■ **EXERCISE**
Please return all of the data exactly as written.
GIVEN DATA: Begin
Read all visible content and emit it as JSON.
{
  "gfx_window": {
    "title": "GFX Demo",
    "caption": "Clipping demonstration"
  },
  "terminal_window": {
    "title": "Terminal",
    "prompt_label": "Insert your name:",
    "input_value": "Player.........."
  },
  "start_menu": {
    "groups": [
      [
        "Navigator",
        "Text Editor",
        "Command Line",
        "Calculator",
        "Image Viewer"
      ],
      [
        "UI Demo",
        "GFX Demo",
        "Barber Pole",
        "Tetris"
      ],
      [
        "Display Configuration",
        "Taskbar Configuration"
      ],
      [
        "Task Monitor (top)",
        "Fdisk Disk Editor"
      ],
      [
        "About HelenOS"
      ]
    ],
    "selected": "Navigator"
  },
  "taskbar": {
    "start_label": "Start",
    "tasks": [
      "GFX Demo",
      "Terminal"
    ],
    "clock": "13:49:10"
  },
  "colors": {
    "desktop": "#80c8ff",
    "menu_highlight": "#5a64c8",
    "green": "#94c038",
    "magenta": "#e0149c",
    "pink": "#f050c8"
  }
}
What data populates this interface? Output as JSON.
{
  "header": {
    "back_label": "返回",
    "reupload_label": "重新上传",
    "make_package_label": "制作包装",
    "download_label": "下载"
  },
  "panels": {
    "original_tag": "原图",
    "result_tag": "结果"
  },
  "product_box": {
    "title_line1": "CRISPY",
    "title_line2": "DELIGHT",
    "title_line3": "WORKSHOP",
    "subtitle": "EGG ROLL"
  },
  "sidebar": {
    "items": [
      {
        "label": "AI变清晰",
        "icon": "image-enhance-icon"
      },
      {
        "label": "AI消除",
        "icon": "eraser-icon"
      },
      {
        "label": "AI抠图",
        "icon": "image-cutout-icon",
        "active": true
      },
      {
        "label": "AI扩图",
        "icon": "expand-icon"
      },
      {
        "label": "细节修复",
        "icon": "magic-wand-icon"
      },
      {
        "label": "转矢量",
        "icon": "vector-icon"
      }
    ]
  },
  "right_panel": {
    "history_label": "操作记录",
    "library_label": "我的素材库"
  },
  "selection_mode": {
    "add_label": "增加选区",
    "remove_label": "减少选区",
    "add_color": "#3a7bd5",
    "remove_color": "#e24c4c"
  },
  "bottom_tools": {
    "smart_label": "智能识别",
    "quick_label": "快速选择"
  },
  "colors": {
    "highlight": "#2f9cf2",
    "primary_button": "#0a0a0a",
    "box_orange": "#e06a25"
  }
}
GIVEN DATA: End
■ **COMPLETED EXERCISE**
Read all visible content and emit it as JSON.
{
  "gfx_window": {
    "title": "GFX Demo",
    "caption": "Clipping demonstration"
  },
  "terminal_window": {
    "title": "Terminal",
    "prompt_label": "Insert your name:",
    "input_value": "Player.........."
  },
  "start_menu": {
    "groups": [
      [
        "Navigator",
        "Text Editor",
        "Command Line",
        "Calculator",
        "Image Viewer"
      ],
      [
        "UI Demo",
        "GFX Demo",
        "Barber Pole",
        "Tetris"
      ],
      [
        "Display Configuration",
        "Taskbar Configuration"
      ],
      [
        "Task Monitor (top)",
        "Fdisk Disk Editor"
      ],
      [
        "About HelenOS"
      ]
    ],
    "selected": "Navigator"
  },
  "taskbar": {
    "start_label": "Start",
    "tasks": [
      "GFX Demo",
      "Terminal"
    ],
    "clock": "13:49:10"
  },
  "colors": {
    "desktop": "#80c8ff",
    "menu_highlight": "#5a64c8",
    "green": "#94c038",
    "magenta": "#e0149c",
    "pink": "#f050c8"
  }
}
What data populates this interface? Output as JSON.
{
  "header": {
    "back_label": "返回",
    "reupload_label": "重新上传",
    "make_package_label": "制作包装",
    "download_label": "下载"
  },
  "panels": {
    "original_tag": "原图",
    "result_tag": "结果"
  },
  "product_box": {
    "title_line1": "CRISPY",
    "title_line2": "DELIGHT",
    "title_line3": "WORKSHOP",
    "subtitle": "EGG ROLL"
  },
  "sidebar": {
    "items": [
      {
        "label": "AI变清晰",
        "icon": "image-enhance-icon"
      },
      {
        "label": "AI消除",
        "icon": "eraser-icon"
      },
      {
        "label": "AI抠图",
        "icon": "image-cutout-icon",
        "active": true
      },
      {
        "label": "AI扩图",
        "icon": "expand-icon"
      },
      {
        "label": "细节修复",
        "icon": "magic-wand-icon"
      },
      {
        "label": "转矢量",
        "icon": "vector-icon"
      }
    ]
  },
  "right_panel": {
    "history_label": "操作记录",
    "library_label": "我的素材库"
  },
  "selection_mode": {
    "add_label": "增加选区",
    "remove_label": "减少选区",
    "add_color": "#3a7bd5",
    "remove_color": "#e24c4c"
  },
  "bottom_tools": {
    "smart_label": "智能识别",
    "quick_label": "快速选择"
  },
  "colors": {
    "highlight": "#2f9cf2",
    "primary_button": "#0a0a0a",
    "box_orange": "#e06a25"
  }
}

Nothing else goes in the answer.